Most seafloor hydrothermal circulation occurs far from the magmatic influence of mid-ocean
ridges, driving large flows of water, heat and solutes through volcanic rock outcrops on ridge
flanks. Here we create three-dimensional simulations of ridge–flank hydrothermal circulation,
flowing between and through seamounts, to determine what controls hydrogeological
sustainability, flow rate and preferred flow direction in these systems. We find that sustaining
flow between outcrops that penetrate less-permeable sediment depends on a contrast in
transmittance (the product of outcrop permeability and the area of outcrop exposure)
between recharging and discharging sites, with discharge favoured through less-transmissive
outcrops. Many simulations include local discharge through outcrops at the recharge end of
an outcrop-to-outcrop system. Both of these characteristics are observed in the field.
In addition, smaller discharging outcrops sustain higher flow rates than larger outcrops, which
may help to explain how so much lithospheric heat is extracted globally by this process.

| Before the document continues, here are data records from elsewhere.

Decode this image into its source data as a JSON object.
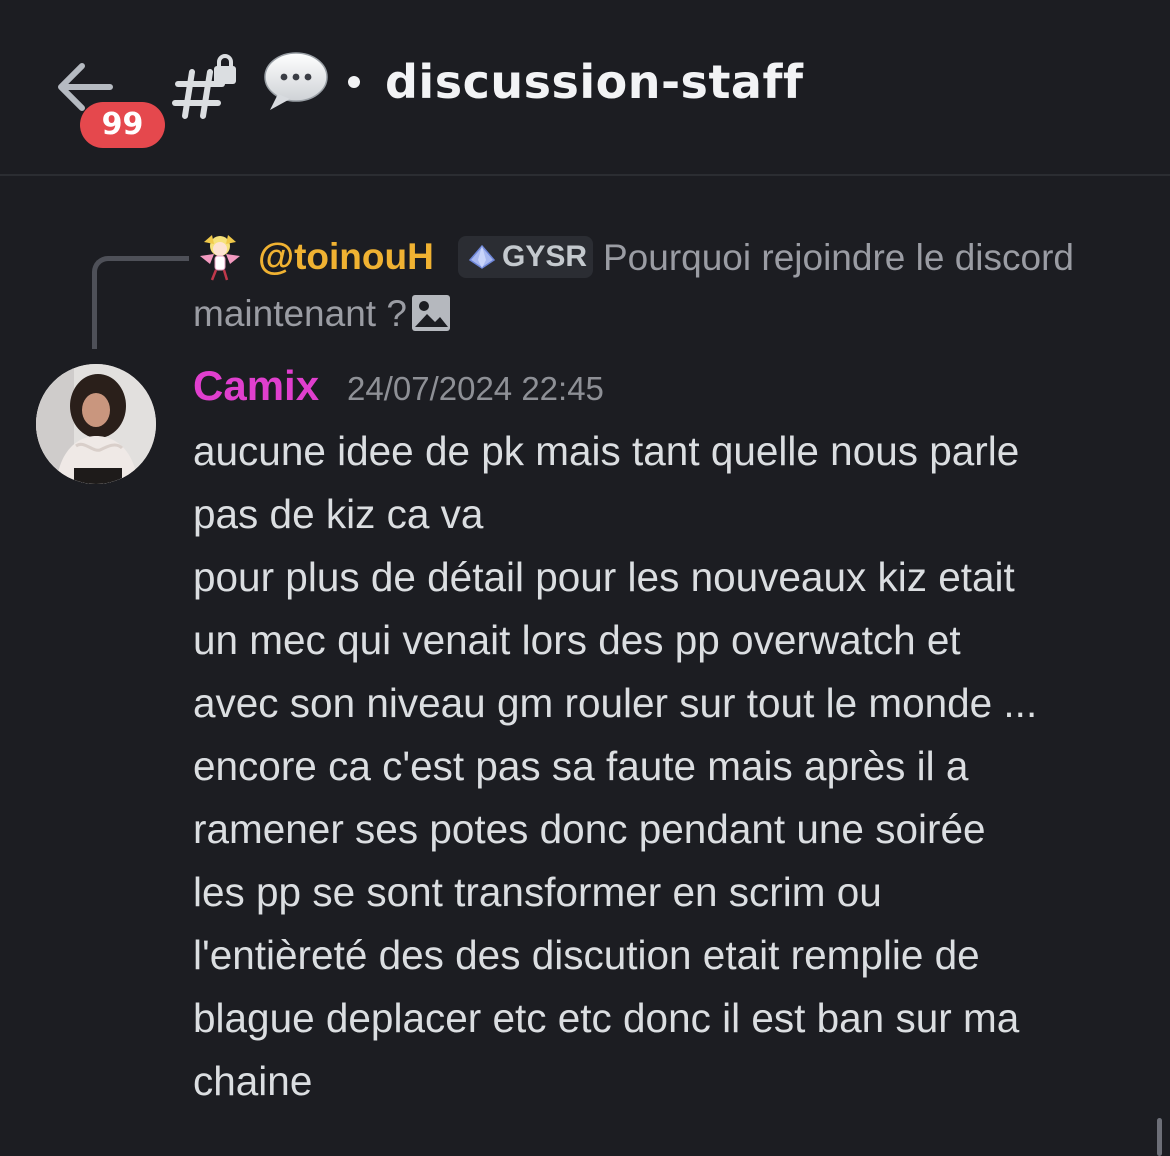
{
  "header": {
    "back_label": "back",
    "unread_badge": "99",
    "channel_prefix_separator": "•",
    "channel_name": "discussion-staff",
    "icons": [
      "arrow-left-icon",
      "locked-hash-icon",
      "speech-bubble-icon"
    ]
  },
  "reply": {
    "author": "@toinouH",
    "role_tag": "GYSR",
    "preview_text": "Pourquoi rejoindre le discord maintenant ?",
    "attachment_icon": "image-icon"
  },
  "message": {
    "author": "Camix",
    "timestamp": "24/07/2024 22:45",
    "lines": [
      "aucune idee de pk mais tant quelle nous parle",
      "pas de kiz ca va",
      "pour plus de détail pour les nouveaux kiz etait",
      "un mec qui venait lors des pp overwatch et",
      "avec son niveau gm rouler sur tout le monde ...",
      "encore ca c'est pas sa faute mais après il a",
      "ramener ses potes donc pendant une soirée",
      "les pp se sont transformer en scrim ou",
      "l'entièreté des des discution etait remplie de",
      "blague deplacer etc etc donc il est ban sur ma",
      "chaine"
    ]
  },
  "colors": {
    "background": "#1c1d22",
    "author_color": "#e03fce",
    "reply_author_color": "#f0b232",
    "badge_red": "#e5484d",
    "text": "#dbdee1",
    "muted": "#9a9ca3"
  }
}
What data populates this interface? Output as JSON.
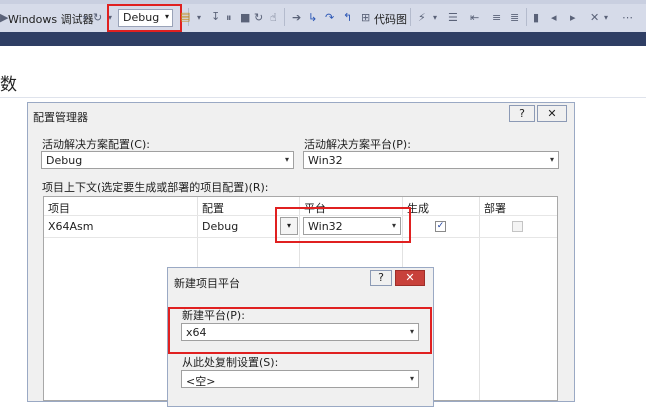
{
  "toolbar": {
    "windows_debugger": "Windows 调试器",
    "config_value": "Debug",
    "code_map": "代码图"
  },
  "page": {
    "heading": "数"
  },
  "config_manager": {
    "title": "配置管理器",
    "help_glyph": "?",
    "close_glyph": "✕",
    "solution_config_label": "活动解决方案配置(C):",
    "solution_config_value": "Debug",
    "solution_platform_label": "活动解决方案平台(P):",
    "solution_platform_value": "Win32",
    "contexts_label": "项目上下文(选定要生成或部署的项目配置)(R):",
    "columns": [
      "项目",
      "配置",
      "平台",
      "生成",
      "部署"
    ],
    "rows": [
      {
        "project": "X64Asm",
        "config": "Debug",
        "platform": "Win32",
        "build": true,
        "deploy": false
      }
    ]
  },
  "new_platform": {
    "title": "新建项目平台",
    "help_glyph": "?",
    "close_glyph": "✕",
    "platform_label": "新建平台(P):",
    "platform_value": "x64",
    "copy_label": "从此处复制设置(S):",
    "copy_value": "<空>"
  },
  "icons": {
    "dropdown": "▾",
    "check": "✓"
  },
  "colors": {
    "highlight_red": "#e02020",
    "toolbar_bg": "#d6dbe9",
    "dialog_bg": "#f0f0f0",
    "close_red": "#c8413b"
  }
}
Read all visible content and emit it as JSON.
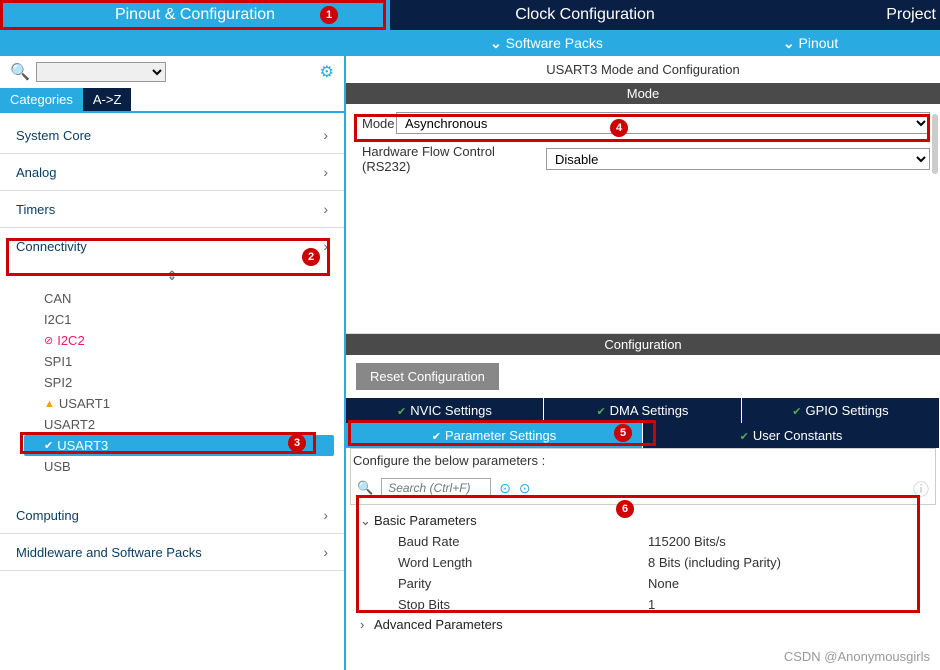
{
  "topNav": {
    "tab1": "Pinout & Configuration",
    "tab2": "Clock Configuration",
    "tab3": "Project"
  },
  "subNav": {
    "item1": "Software Packs",
    "item2": "Pinout"
  },
  "catTabs": {
    "categories": "Categories",
    "az": "A->Z"
  },
  "categories": {
    "systemCore": "System Core",
    "analog": "Analog",
    "timers": "Timers",
    "connectivity": "Connectivity",
    "computing": "Computing",
    "middleware": "Middleware and Software Packs"
  },
  "connectivity": {
    "can": "CAN",
    "i2c1": "I2C1",
    "i2c2": "I2C2",
    "spi1": "SPI1",
    "spi2": "SPI2",
    "usart1": "USART1",
    "usart2": "USART2",
    "usart3": "USART3",
    "usb": "USB"
  },
  "rightTitle": "USART3 Mode and Configuration",
  "sections": {
    "mode": "Mode",
    "config": "Configuration"
  },
  "mode": {
    "modeLabel": "Mode",
    "modeValue": "Asynchronous",
    "flowLabel": "Hardware Flow Control (RS232)",
    "flowValue": "Disable"
  },
  "resetBtn": "Reset Configuration",
  "cfgTabs": {
    "nvic": "NVIC Settings",
    "dma": "DMA Settings",
    "gpio": "GPIO Settings",
    "param": "Parameter Settings",
    "user": "User Constants"
  },
  "cfgLabel": "Configure the below parameters :",
  "searchPlaceholder": "Search (Ctrl+F)",
  "params": {
    "basicHeader": "Basic Parameters",
    "advancedHeader": "Advanced Parameters",
    "baudRate": {
      "name": "Baud Rate",
      "value": "115200 Bits/s"
    },
    "wordLength": {
      "name": "Word Length",
      "value": "8 Bits (including Parity)"
    },
    "parity": {
      "name": "Parity",
      "value": "None"
    },
    "stopBits": {
      "name": "Stop Bits",
      "value": "1"
    }
  },
  "watermark": "CSDN @Anonymousgirls"
}
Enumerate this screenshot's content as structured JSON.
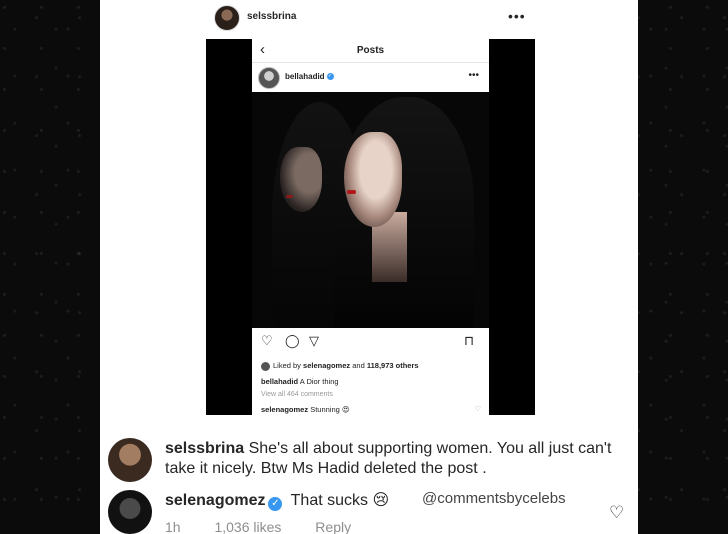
{
  "outer_post": {
    "username": "selssbrina",
    "more_icon": "•••"
  },
  "embedded": {
    "nav_title": "Posts",
    "back_icon": "‹",
    "post_username": "bellahadid",
    "more_icon": "•••",
    "liked_by_prefix": "Liked by",
    "liked_by_user": "selenagomez",
    "liked_by_and": "and",
    "liked_by_count": "118,973 others",
    "caption_user": "bellahadid",
    "caption_text": "A Dior thing",
    "view_all": "View all 464 comments",
    "comment_user": "selenagomez",
    "comment_text": "Stunning 😍"
  },
  "comments": [
    {
      "username": "selssbrina",
      "text": "She's all about supporting women. You all just can't take it nicely. Btw Ms Hadid deleted the post ."
    },
    {
      "username": "selenagomez",
      "text": "That sucks 😢",
      "watermark": "@commentsbycelebs",
      "time": "1h",
      "likes": "1,036 likes",
      "reply": "Reply"
    }
  ],
  "colors": {
    "verified": "#3897f0",
    "text": "#262626",
    "muted": "#8e8e8e"
  }
}
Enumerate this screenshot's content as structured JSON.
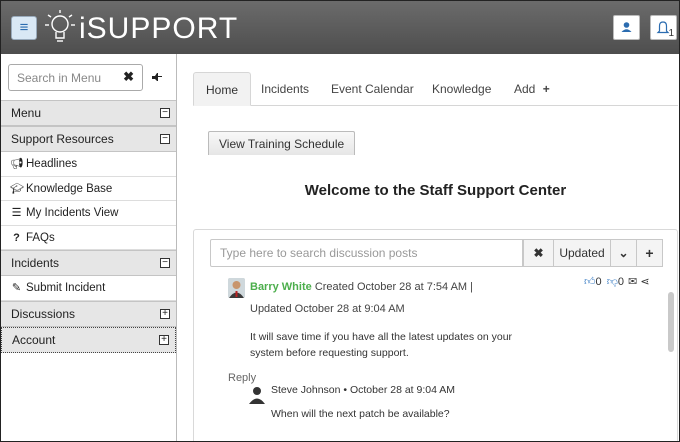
{
  "header": {
    "logo_text": "iSUPPORT",
    "notification_count": "1"
  },
  "sidebar": {
    "search_placeholder": "Search in Menu",
    "sections": [
      {
        "label": "Menu",
        "toggle": "⊟"
      },
      {
        "label": "Support Resources",
        "toggle": "⊟"
      },
      {
        "label": "Incidents",
        "toggle": "⊟"
      },
      {
        "label": "Discussions",
        "toggle": "⊞"
      },
      {
        "label": "Account",
        "toggle": "⊞"
      }
    ],
    "resources_items": [
      {
        "label": "Headlines",
        "icon": "megaphone-icon"
      },
      {
        "label": "Knowledge Base",
        "icon": "graduation-cap-icon"
      },
      {
        "label": "My Incidents View",
        "icon": "list-icon"
      },
      {
        "label": "FAQs",
        "icon": "question-icon"
      }
    ],
    "incidents_items": [
      {
        "label": "Submit Incident",
        "icon": "edit-icon"
      }
    ]
  },
  "tabs": [
    {
      "label": "Home"
    },
    {
      "label": "Incidents"
    },
    {
      "label": "Event Calendar"
    },
    {
      "label": "Knowledge"
    },
    {
      "label": "Add"
    }
  ],
  "main": {
    "training_button": "View Training Schedule",
    "welcome_title": "Welcome to the Staff Support Center"
  },
  "discussion": {
    "search_placeholder": "Type here to search discussion posts",
    "sort_label": "Updated",
    "post": {
      "author": "Barry White",
      "created": "Created October 28 at 7:54 AM |",
      "updated": "Updated October 28 at 9:04 AM",
      "body_line1": "It will save time if you have all the latest updates on your",
      "body_line2": "system before requesting support.",
      "likes": "0",
      "dislikes": "0"
    },
    "reply_label": "Reply",
    "reply": {
      "meta": "Steve Johnson • October 28 at 9:04 AM",
      "body": "When will the next patch be available?"
    }
  }
}
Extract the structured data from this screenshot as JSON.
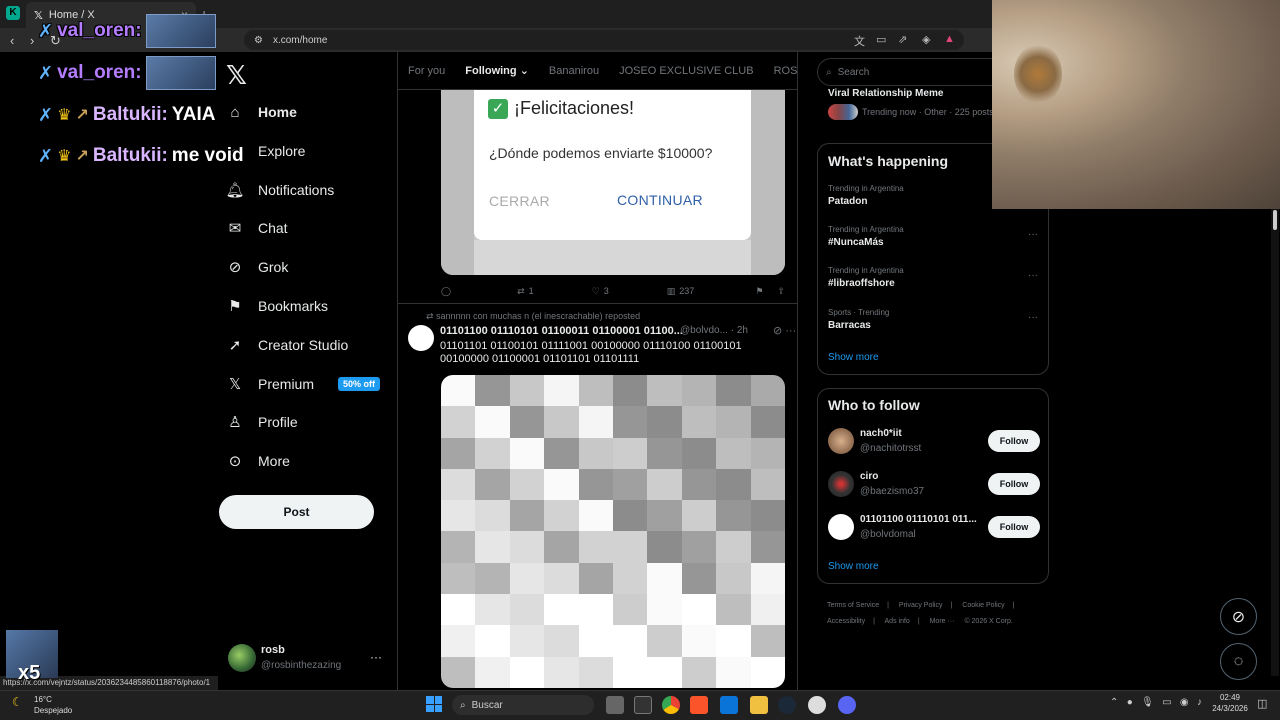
{
  "browser": {
    "tab_title": "Home / X",
    "tab_close": "×",
    "new_tab": "+",
    "url": "x.com/home",
    "status_url": "https://x.com/vejntz/status/2036234485860118876/photo/1"
  },
  "chat_overlay": {
    "lines": [
      {
        "user": "val_oren:",
        "message": ""
      },
      {
        "user": "val_oren:",
        "message": ""
      },
      {
        "user": "Baltukii:",
        "message": "YAIA"
      },
      {
        "user": "Baltukii:",
        "message": "me void"
      }
    ]
  },
  "sidebar": {
    "logo": "𝕏",
    "items": [
      {
        "label": "Home",
        "icon": "home-icon"
      },
      {
        "label": "Explore",
        "icon": "search-icon"
      },
      {
        "label": "Notifications",
        "icon": "bell-icon"
      },
      {
        "label": "Chat",
        "icon": "mail-icon"
      },
      {
        "label": "Grok",
        "icon": "grok-icon"
      },
      {
        "label": "Bookmarks",
        "icon": "bookmark-icon"
      },
      {
        "label": "Creator Studio",
        "icon": "rocket-icon"
      },
      {
        "label": "Premium",
        "icon": "x-logo-icon"
      },
      {
        "label": "Profile",
        "icon": "person-icon"
      },
      {
        "label": "More",
        "icon": "more-circle-icon"
      }
    ],
    "premium_badge": "50% off",
    "post_button": "Post",
    "account": {
      "name": "rosb",
      "handle": "@rosbinthezazing",
      "more": "···"
    }
  },
  "timeline": {
    "tabs": [
      "For you",
      "Following",
      "Bananirou",
      "JOSEO EXCLUSIVE CLUB",
      "ROSBISI"
    ],
    "active_tab": "Following",
    "post1": {
      "dialog_title": "¡Felicitaciones!",
      "dialog_question": "¿Dónde podemos enviarte $10000?",
      "dialog_cancel": "CERRAR",
      "dialog_continue": "CONTINUAR",
      "reposts": "1",
      "likes": "3",
      "views": "237"
    },
    "post2": {
      "repost_label": "sannnnn con muchas n (el inescrachable) reposted",
      "name": "01101100 01110101 01100011 01100001 01100...",
      "handle_time": "@bolvdo... · 2h",
      "text": "01101101 01100101 01111001 00100000 01110100 01100101 00100000 01100001 01101101 01101111"
    }
  },
  "right": {
    "search_placeholder": "Search",
    "viral": {
      "title": "Viral Relationship Meme",
      "sub": "Trending now · Other · 225 posts"
    },
    "whats_happening": {
      "title": "What's happening",
      "trends": [
        {
          "meta": "Trending in Argentina",
          "name": "Patadon"
        },
        {
          "meta": "Trending in Argentina",
          "name": "#NuncaMás"
        },
        {
          "meta": "Trending in Argentina",
          "name": "#libraoffshore"
        },
        {
          "meta": "Sports · Trending",
          "name": "Barracas"
        }
      ],
      "show_more": "Show more"
    },
    "who_to_follow": {
      "title": "Who to follow",
      "accounts": [
        {
          "name": "nach0*iit",
          "handle": "@nachitotrsst",
          "button": "Follow"
        },
        {
          "name": "ciro",
          "handle": "@baezismo37",
          "button": "Follow"
        },
        {
          "name": "01101100 01110101 011...",
          "handle": "@bolvdomal",
          "button": "Follow"
        }
      ],
      "show_more": "Show more"
    },
    "footer": [
      "Terms of Service",
      "|",
      "Privacy Policy",
      "|",
      "Cookie Policy",
      "|",
      "Accessibility",
      "|",
      "Ads info",
      "|",
      "More ···",
      "© 2026 X Corp."
    ]
  },
  "taskbar": {
    "temp": "16°C",
    "condition": "Despejado",
    "search": "Buscar",
    "time": "02:49",
    "date": "24/3/2026",
    "smallcam_label": "x5"
  },
  "colors": {
    "accent": "#1d9bf0",
    "background": "#000000"
  }
}
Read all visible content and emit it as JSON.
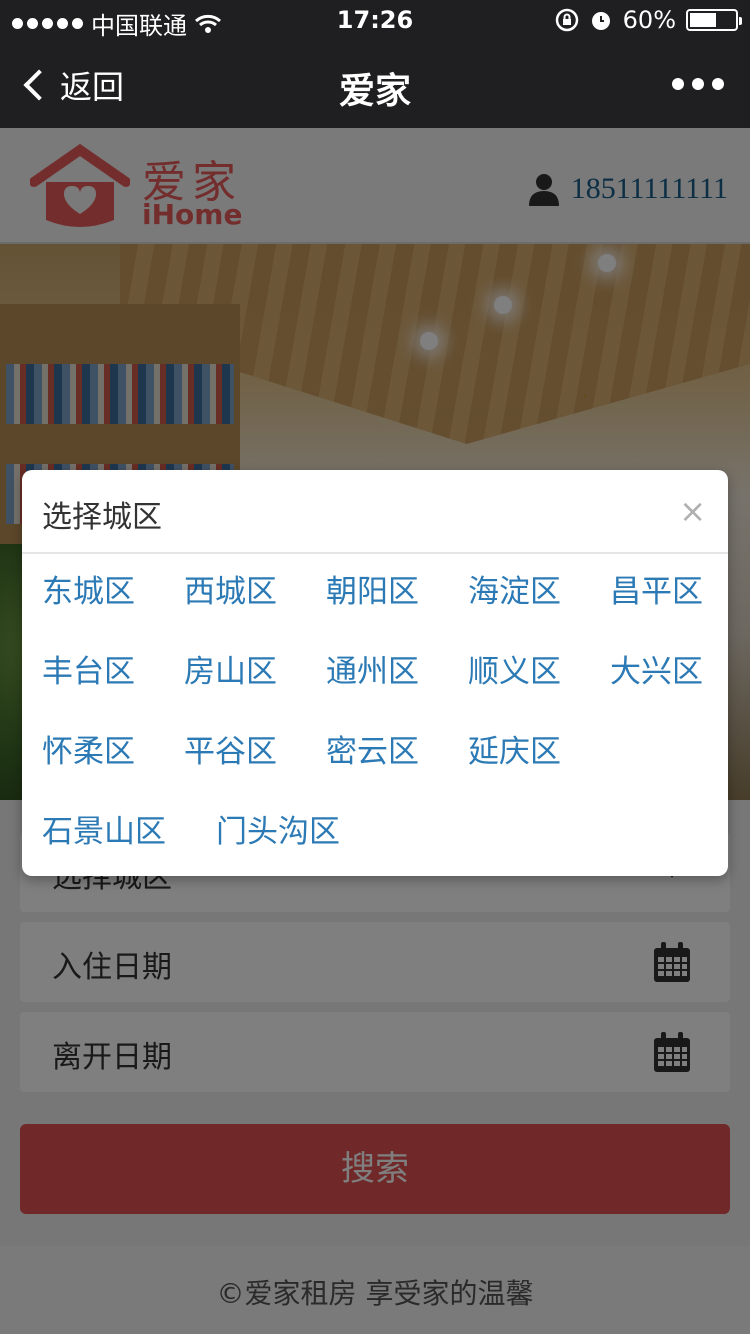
{
  "status_bar": {
    "carrier": "中国联通",
    "time": "17:26",
    "battery": "60%",
    "battery_level": 0.6
  },
  "nav": {
    "back_label": "返回",
    "title": "爱家"
  },
  "header": {
    "logo_cn": "爱家",
    "logo_en": "iHome",
    "phone": "18511111111"
  },
  "form": {
    "area_placeholder": "选择城区",
    "checkin_label": "入住日期",
    "checkout_label": "离开日期",
    "search_label": "搜索"
  },
  "footer": {
    "text": "©爱家租房  享受家的温馨"
  },
  "modal": {
    "title": "选择城区",
    "close": "×",
    "districts": [
      "东城区",
      "西城区",
      "朝阳区",
      "海淀区",
      "昌平区",
      "丰台区",
      "房山区",
      "通州区",
      "顺义区",
      "大兴区",
      "怀柔区",
      "平谷区",
      "密云区",
      "延庆区",
      "石景山区",
      "门头沟区"
    ]
  },
  "colors": {
    "accent": "#e05050",
    "link": "#2c7ab5",
    "bar": "#1f1f21"
  }
}
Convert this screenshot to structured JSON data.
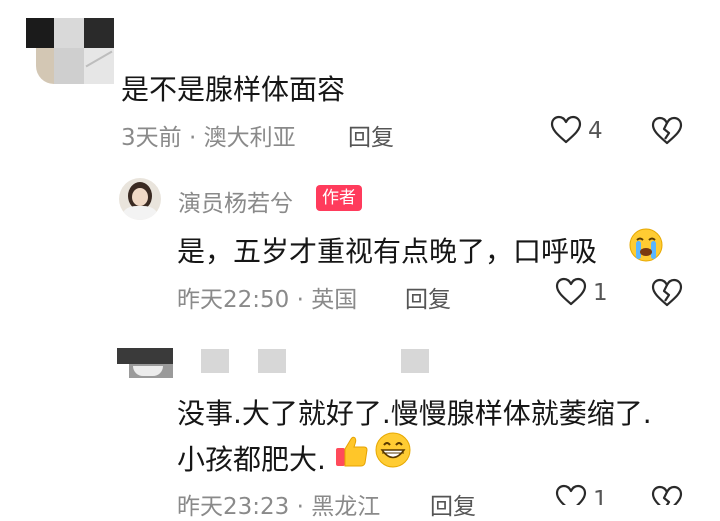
{
  "comment1": {
    "text": "是不是腺样体面容",
    "time_location": "3天前 · 澳大利亚",
    "reply_label": "回复",
    "like_count": "4",
    "icons": [
      "heart-outline-icon",
      "broken-heart-icon"
    ]
  },
  "reply1": {
    "author": "演员杨若兮",
    "badge": "作者",
    "text": "是，五岁才重视有点晚了，口呼吸",
    "emoji": "crying-face-emoji",
    "time_location": "昨天22:50 · 英国",
    "reply_label": "回复",
    "like_count": "1"
  },
  "reply2": {
    "text_line1": "没事.大了就好了.慢慢腺样体就萎缩了.",
    "text_line2": "小孩都肥大.",
    "emojis": [
      "thumbs-up-emoji",
      "grinning-face-emoji"
    ],
    "time_location": "昨天23:23 · 黑龙江",
    "reply_label": "回复",
    "like_count": "1"
  },
  "colors": {
    "text": "#161616",
    "meta": "#8a8a8a",
    "author_badge": "#ff3b5c"
  }
}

Earth and Planetary Sciences Department, University of California Santa Cruz, Santa Cruz, 95064, California, USA
Copyright: DOI: 10.1038/ncomms8567 © 2015 copyright